**What is required:**
The word "title" marks the lines to keep; find each one in the data and copy it.
--------------------------------
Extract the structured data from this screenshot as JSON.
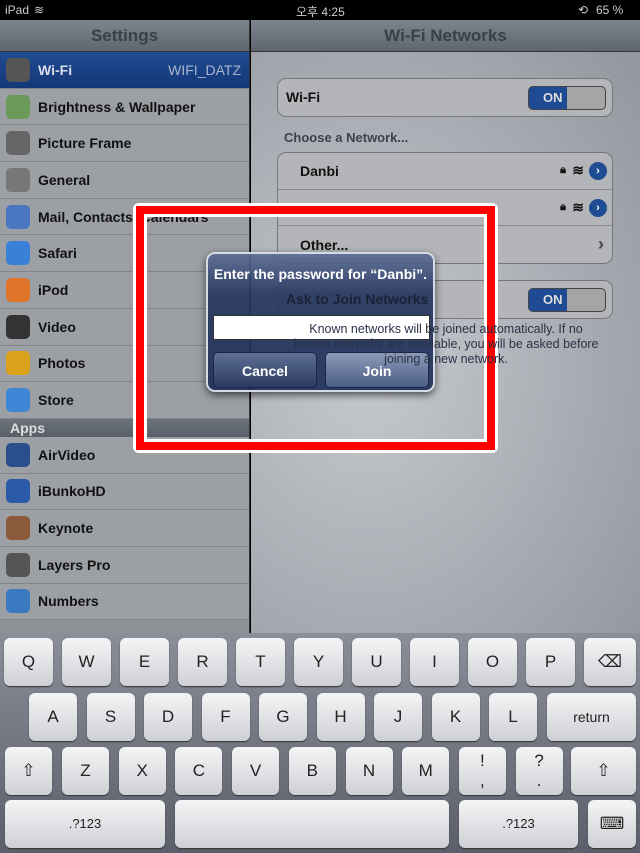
{
  "status": {
    "device": "iPad",
    "time": "오후 4:25",
    "battery": "65 %"
  },
  "sidebar": {
    "title": "Settings",
    "items": [
      {
        "label": "Wi-Fi",
        "value": "WIFI_DATZ",
        "icon": "wifi-icon",
        "color": "#555"
      },
      {
        "label": "Brightness & Wallpaper",
        "icon": "flower-icon",
        "color": "#6a9a5a"
      },
      {
        "label": "Picture Frame",
        "icon": "picture-frame-icon",
        "color": "#666"
      },
      {
        "label": "General",
        "icon": "gear-icon",
        "color": "#777"
      },
      {
        "label": "Mail, Contacts, Calendars",
        "icon": "mail-icon",
        "color": "#4a78c0"
      },
      {
        "label": "Safari",
        "icon": "compass-icon",
        "color": "#3a80d8"
      },
      {
        "label": "iPod",
        "icon": "ipod-icon",
        "color": "#e0752a"
      },
      {
        "label": "Video",
        "icon": "video-icon",
        "color": "#333"
      },
      {
        "label": "Photos",
        "icon": "sunflower-icon",
        "color": "#d9a21a"
      },
      {
        "label": "Store",
        "icon": "store-icon",
        "color": "#3f86d6"
      }
    ],
    "apps_header": "Apps",
    "apps": [
      {
        "label": "AirVideo",
        "icon": "airvideo-icon",
        "color": "#2b4f8a"
      },
      {
        "label": "iBunkoHD",
        "icon": "book-icon",
        "color": "#2a5aa8"
      },
      {
        "label": "Keynote",
        "icon": "keynote-icon",
        "color": "#8a5a3a"
      },
      {
        "label": "Layers Pro",
        "icon": "brush-icon",
        "color": "#555"
      },
      {
        "label": "Numbers",
        "icon": "numbers-icon",
        "color": "#3a7ac0"
      }
    ]
  },
  "main": {
    "title": "Wi-Fi Networks",
    "wifi_label": "Wi-Fi",
    "wifi_toggle": "ON",
    "choose_label": "Choose a Network...",
    "networks": [
      {
        "name": "Danbi"
      },
      {
        "name": ""
      }
    ],
    "other": "Other...",
    "ask_label": "Ask to Join Networks",
    "ask_toggle": "ON",
    "footer": "Known networks will be joined automatically.  If no known networks are available, you will be asked before joining a new network."
  },
  "dialog": {
    "title": "Enter the password for “Danbi”.",
    "password": "",
    "cancel": "Cancel",
    "join": "Join"
  },
  "keyboard": {
    "row1": [
      "Q",
      "W",
      "E",
      "R",
      "T",
      "Y",
      "U",
      "I",
      "O",
      "P"
    ],
    "row2": [
      "A",
      "S",
      "D",
      "F",
      "G",
      "H",
      "J",
      "K",
      "L"
    ],
    "row3": [
      "Z",
      "X",
      "C",
      "V",
      "B",
      "N",
      "M",
      "!\n,",
      "?\n."
    ],
    "return": "return",
    "numbers": ".?123"
  },
  "colors": {
    "highlight": "#f00",
    "selection": "#2f6fd1"
  }
}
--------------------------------
**Answer space:**
    "title": "Settings",
    "title": "Wi-Fi Networks",
    "title": "Enter the password for “Danbi”.",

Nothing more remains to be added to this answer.